◆ INPUT RECORDS
○ ○ ○
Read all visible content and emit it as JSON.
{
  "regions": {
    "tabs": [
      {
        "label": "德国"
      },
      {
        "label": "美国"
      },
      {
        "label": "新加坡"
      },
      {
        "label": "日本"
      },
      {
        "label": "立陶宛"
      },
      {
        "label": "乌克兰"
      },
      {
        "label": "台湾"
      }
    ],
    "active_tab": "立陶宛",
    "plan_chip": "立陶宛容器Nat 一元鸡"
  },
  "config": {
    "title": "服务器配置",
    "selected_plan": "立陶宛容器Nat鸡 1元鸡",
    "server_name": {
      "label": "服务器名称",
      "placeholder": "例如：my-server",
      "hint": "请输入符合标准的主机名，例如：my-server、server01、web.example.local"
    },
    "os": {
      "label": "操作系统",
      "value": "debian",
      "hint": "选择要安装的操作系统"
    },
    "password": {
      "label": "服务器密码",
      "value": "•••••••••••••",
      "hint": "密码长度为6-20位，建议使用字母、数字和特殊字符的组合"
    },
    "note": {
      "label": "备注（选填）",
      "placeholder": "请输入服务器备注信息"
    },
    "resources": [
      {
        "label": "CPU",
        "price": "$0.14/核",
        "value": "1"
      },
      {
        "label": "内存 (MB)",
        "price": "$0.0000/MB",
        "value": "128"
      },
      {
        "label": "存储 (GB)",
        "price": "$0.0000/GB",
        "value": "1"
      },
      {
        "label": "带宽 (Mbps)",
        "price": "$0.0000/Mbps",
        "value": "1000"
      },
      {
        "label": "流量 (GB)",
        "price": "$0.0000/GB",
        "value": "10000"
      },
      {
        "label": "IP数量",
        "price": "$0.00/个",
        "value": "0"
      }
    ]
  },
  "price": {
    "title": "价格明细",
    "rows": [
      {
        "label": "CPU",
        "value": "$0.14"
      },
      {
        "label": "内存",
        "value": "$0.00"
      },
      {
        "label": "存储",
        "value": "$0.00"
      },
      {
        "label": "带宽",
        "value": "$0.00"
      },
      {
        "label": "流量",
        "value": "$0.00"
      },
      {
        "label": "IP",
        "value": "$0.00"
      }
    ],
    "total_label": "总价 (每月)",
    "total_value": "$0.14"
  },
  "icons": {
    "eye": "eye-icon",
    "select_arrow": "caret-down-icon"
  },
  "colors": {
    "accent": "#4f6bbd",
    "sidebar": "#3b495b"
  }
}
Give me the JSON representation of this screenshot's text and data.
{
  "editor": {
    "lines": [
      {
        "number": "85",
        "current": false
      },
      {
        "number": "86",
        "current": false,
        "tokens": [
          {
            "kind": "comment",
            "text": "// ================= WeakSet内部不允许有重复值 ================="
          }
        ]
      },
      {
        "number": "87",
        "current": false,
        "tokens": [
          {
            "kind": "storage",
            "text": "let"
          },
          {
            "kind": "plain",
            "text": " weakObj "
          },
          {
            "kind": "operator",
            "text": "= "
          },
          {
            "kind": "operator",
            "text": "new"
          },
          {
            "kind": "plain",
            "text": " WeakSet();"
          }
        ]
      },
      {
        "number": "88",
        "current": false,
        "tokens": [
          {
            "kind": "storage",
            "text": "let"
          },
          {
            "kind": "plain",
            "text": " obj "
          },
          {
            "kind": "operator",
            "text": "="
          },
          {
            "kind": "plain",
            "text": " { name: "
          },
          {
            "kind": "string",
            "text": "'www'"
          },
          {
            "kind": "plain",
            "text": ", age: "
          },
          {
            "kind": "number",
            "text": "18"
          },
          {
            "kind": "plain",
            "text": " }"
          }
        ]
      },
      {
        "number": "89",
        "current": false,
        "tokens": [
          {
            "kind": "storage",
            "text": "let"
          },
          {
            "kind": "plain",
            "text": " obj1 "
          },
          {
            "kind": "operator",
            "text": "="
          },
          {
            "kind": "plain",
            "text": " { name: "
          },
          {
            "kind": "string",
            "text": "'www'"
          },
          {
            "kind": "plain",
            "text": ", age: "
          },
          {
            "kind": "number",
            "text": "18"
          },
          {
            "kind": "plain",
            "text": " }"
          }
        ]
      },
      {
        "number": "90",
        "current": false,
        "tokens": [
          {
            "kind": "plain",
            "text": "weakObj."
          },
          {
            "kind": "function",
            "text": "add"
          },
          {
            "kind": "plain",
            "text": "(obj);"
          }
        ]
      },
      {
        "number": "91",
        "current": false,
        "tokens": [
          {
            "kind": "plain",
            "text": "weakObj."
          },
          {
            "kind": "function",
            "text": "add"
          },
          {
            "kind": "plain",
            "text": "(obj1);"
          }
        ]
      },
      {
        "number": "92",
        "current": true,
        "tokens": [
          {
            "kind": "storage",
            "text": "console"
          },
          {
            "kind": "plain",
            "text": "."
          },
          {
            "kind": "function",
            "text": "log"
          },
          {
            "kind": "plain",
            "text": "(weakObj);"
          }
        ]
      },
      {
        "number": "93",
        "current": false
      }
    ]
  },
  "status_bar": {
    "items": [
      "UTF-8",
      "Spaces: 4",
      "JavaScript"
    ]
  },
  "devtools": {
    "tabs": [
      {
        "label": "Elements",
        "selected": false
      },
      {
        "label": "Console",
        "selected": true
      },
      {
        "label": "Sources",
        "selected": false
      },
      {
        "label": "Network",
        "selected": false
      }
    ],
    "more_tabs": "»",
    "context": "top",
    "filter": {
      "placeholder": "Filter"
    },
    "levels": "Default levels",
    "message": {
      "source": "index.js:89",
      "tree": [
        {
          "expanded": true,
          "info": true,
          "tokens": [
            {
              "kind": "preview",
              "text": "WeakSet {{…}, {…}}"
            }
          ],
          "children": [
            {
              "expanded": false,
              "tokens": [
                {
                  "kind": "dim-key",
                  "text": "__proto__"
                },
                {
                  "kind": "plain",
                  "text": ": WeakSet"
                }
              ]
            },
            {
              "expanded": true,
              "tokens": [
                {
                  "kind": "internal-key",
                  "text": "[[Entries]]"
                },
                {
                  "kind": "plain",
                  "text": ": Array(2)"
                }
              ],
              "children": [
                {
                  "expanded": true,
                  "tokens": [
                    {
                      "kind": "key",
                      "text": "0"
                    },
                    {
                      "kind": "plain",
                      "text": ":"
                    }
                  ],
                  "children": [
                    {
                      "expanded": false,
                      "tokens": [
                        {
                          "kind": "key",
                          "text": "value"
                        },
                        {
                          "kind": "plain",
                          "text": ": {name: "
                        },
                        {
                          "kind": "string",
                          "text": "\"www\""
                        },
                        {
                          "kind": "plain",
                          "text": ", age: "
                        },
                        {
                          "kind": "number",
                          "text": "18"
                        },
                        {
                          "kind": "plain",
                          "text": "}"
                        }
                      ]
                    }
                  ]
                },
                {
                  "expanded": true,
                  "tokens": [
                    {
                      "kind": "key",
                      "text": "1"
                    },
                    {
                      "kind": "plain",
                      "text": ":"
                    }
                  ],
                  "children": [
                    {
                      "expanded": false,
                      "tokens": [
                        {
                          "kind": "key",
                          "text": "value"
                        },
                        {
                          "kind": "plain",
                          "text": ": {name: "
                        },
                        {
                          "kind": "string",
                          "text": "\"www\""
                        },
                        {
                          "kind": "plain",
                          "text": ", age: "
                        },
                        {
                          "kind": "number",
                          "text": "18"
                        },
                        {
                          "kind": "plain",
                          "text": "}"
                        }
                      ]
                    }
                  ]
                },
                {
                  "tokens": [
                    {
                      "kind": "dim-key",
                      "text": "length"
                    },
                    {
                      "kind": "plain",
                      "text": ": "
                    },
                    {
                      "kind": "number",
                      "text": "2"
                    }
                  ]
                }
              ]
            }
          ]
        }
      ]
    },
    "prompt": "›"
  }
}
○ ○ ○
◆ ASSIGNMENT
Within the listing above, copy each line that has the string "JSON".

◆ TASK OUTPUT
Read all visible content and emit it as JSON.
Give me the JSON representation of this screenshot's text and data.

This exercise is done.